(Provided records)

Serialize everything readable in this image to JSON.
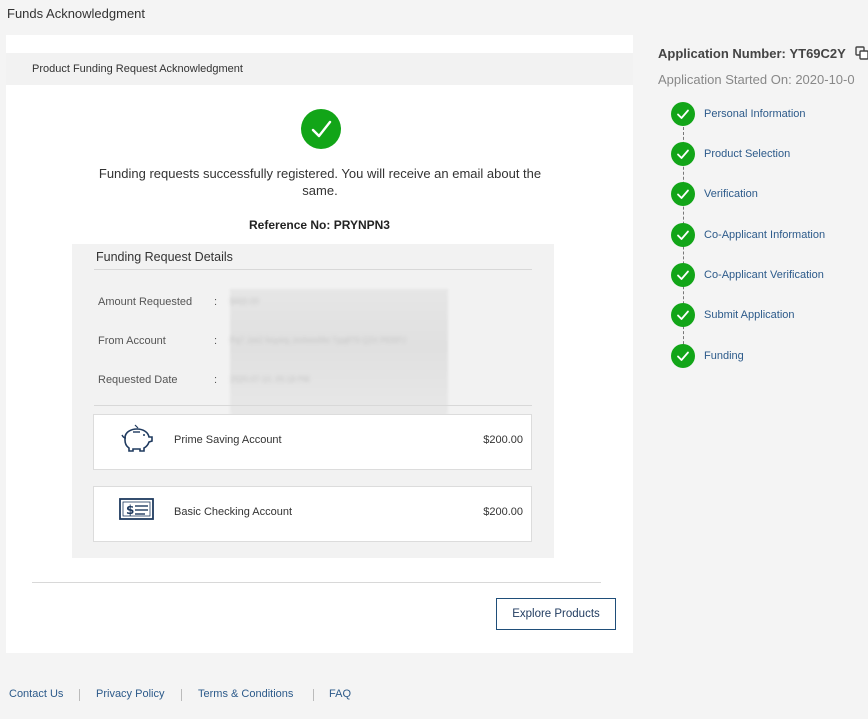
{
  "page": {
    "title": "Funds Acknowledgment"
  },
  "card": {
    "header_title": "Product Funding Request Acknowledgment",
    "success_message": "Funding requests successfully registered. You will receive an email about the same.",
    "reference_label": "Reference No:",
    "reference_value": "PRYNPN3",
    "details": {
      "title": "Funding Request Details",
      "rows": [
        {
          "label": "Amount Requested",
          "colon": ":",
          "value": "$400.00"
        },
        {
          "label": "From Account",
          "colon": ":",
          "value": "Pq7 Jzk2 Nvp4sj JmNwsRkt Tpq8T9 Q2X PERPJ"
        },
        {
          "label": "Requested Date",
          "colon": ":",
          "value": "2020-07-10, 05:18 PM"
        }
      ],
      "accounts": [
        {
          "name": "Prime Saving Account",
          "amount": "$200.00",
          "icon": "piggy-bank-icon"
        },
        {
          "name": "Basic Checking Account",
          "amount": "$200.00",
          "icon": "check-icon"
        }
      ]
    },
    "explore_button": "Explore Products"
  },
  "sidebar": {
    "application_number_label": "Application Number:",
    "application_number": "YT69C2Y",
    "application_started_label": "Application Started On:",
    "application_started": "2020-10-0",
    "steps": [
      {
        "label": "Personal Information",
        "status": "complete"
      },
      {
        "label": "Product Selection",
        "status": "complete"
      },
      {
        "label": "Verification",
        "status": "complete"
      },
      {
        "label": "Co-Applicant Information",
        "status": "complete"
      },
      {
        "label": "Co-Applicant Verification",
        "status": "complete"
      },
      {
        "label": "Submit Application",
        "status": "complete"
      },
      {
        "label": "Funding",
        "status": "complete"
      }
    ]
  },
  "footer": {
    "links": [
      "Contact Us",
      "Privacy Policy",
      "Terms & Conditions",
      "FAQ"
    ]
  },
  "colors": {
    "success_green": "#12a518",
    "link_blue": "#2c5a8a",
    "button_border": "#1f4e79"
  }
}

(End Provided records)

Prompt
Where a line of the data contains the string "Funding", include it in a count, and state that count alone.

Solution to the exercise
4